_TASK INSTRUCTIONS_. A word-for-word repetition of all the entries is required.

_MATERIAL PROVIDED_.
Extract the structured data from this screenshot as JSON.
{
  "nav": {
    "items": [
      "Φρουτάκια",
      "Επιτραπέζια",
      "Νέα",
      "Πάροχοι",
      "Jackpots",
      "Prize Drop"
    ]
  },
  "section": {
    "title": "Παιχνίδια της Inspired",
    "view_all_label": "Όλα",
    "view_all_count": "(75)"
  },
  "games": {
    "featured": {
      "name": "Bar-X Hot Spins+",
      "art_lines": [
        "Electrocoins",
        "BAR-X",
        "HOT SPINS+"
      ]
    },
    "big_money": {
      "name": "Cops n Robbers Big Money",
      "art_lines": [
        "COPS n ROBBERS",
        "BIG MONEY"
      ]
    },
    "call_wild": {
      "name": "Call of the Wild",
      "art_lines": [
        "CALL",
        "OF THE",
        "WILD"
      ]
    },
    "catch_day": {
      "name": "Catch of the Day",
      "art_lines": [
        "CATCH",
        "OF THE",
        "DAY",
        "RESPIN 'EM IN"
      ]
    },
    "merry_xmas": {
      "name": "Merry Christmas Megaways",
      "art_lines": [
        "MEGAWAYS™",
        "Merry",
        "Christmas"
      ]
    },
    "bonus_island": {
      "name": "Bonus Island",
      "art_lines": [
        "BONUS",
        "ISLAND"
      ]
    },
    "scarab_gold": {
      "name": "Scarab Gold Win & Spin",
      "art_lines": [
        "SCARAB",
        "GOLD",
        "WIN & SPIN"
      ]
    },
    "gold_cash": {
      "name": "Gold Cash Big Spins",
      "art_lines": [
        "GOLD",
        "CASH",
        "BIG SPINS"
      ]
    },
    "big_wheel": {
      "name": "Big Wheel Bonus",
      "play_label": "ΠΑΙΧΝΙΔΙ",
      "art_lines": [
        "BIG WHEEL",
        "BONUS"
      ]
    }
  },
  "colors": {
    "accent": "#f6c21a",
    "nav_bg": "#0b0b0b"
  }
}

_WRITTEN SOLUTION_.
Extract the structured data from this screenshot as JSON.
{
  "nav": {
    "items": [
      "Φρουτάκια",
      "Επιτραπέζια",
      "Νέα",
      "Πάροχοι",
      "Jackpots",
      "Prize Drop"
    ]
  },
  "section": {
    "title": "Παιχνίδια της Inspired",
    "view_all_label": "Όλα",
    "view_all_count": "(75)"
  },
  "games": {
    "featured": {
      "name": "Bar-X Hot Spins+",
      "art_lines": [
        "Electrocoins",
        "BAR-X",
        "HOT SPINS+"
      ]
    },
    "big_money": {
      "name": "Cops n Robbers Big Money",
      "art_lines": [
        "COPS n ROBBERS",
        "BIG MONEY"
      ]
    },
    "call_wild": {
      "name": "Call of the Wild",
      "art_lines": [
        "CALL",
        "OF THE",
        "WILD"
      ]
    },
    "catch_day": {
      "name": "Catch of the Day",
      "art_lines": [
        "CATCH",
        "OF THE",
        "DAY",
        "RESPIN 'EM IN"
      ]
    },
    "merry_xmas": {
      "name": "Merry Christmas Megaways",
      "art_lines": [
        "MEGAWAYS™",
        "Merry",
        "Christmas"
      ]
    },
    "bonus_island": {
      "name": "Bonus Island",
      "art_lines": [
        "BONUS",
        "ISLAND"
      ]
    },
    "scarab_gold": {
      "name": "Scarab Gold Win & Spin",
      "art_lines": [
        "SCARAB",
        "GOLD",
        "WIN & SPIN"
      ]
    },
    "gold_cash": {
      "name": "Gold Cash Big Spins",
      "art_lines": [
        "GOLD",
        "CASH",
        "BIG SPINS"
      ]
    },
    "big_wheel": {
      "name": "Big Wheel Bonus",
      "play_label": "ΠΑΙΧΝΙΔΙ",
      "art_lines": [
        "BIG WHEEL",
        "BONUS"
      ]
    }
  },
  "colors": {
    "accent": "#f6c21a",
    "nav_bg": "#0b0b0b"
  }
}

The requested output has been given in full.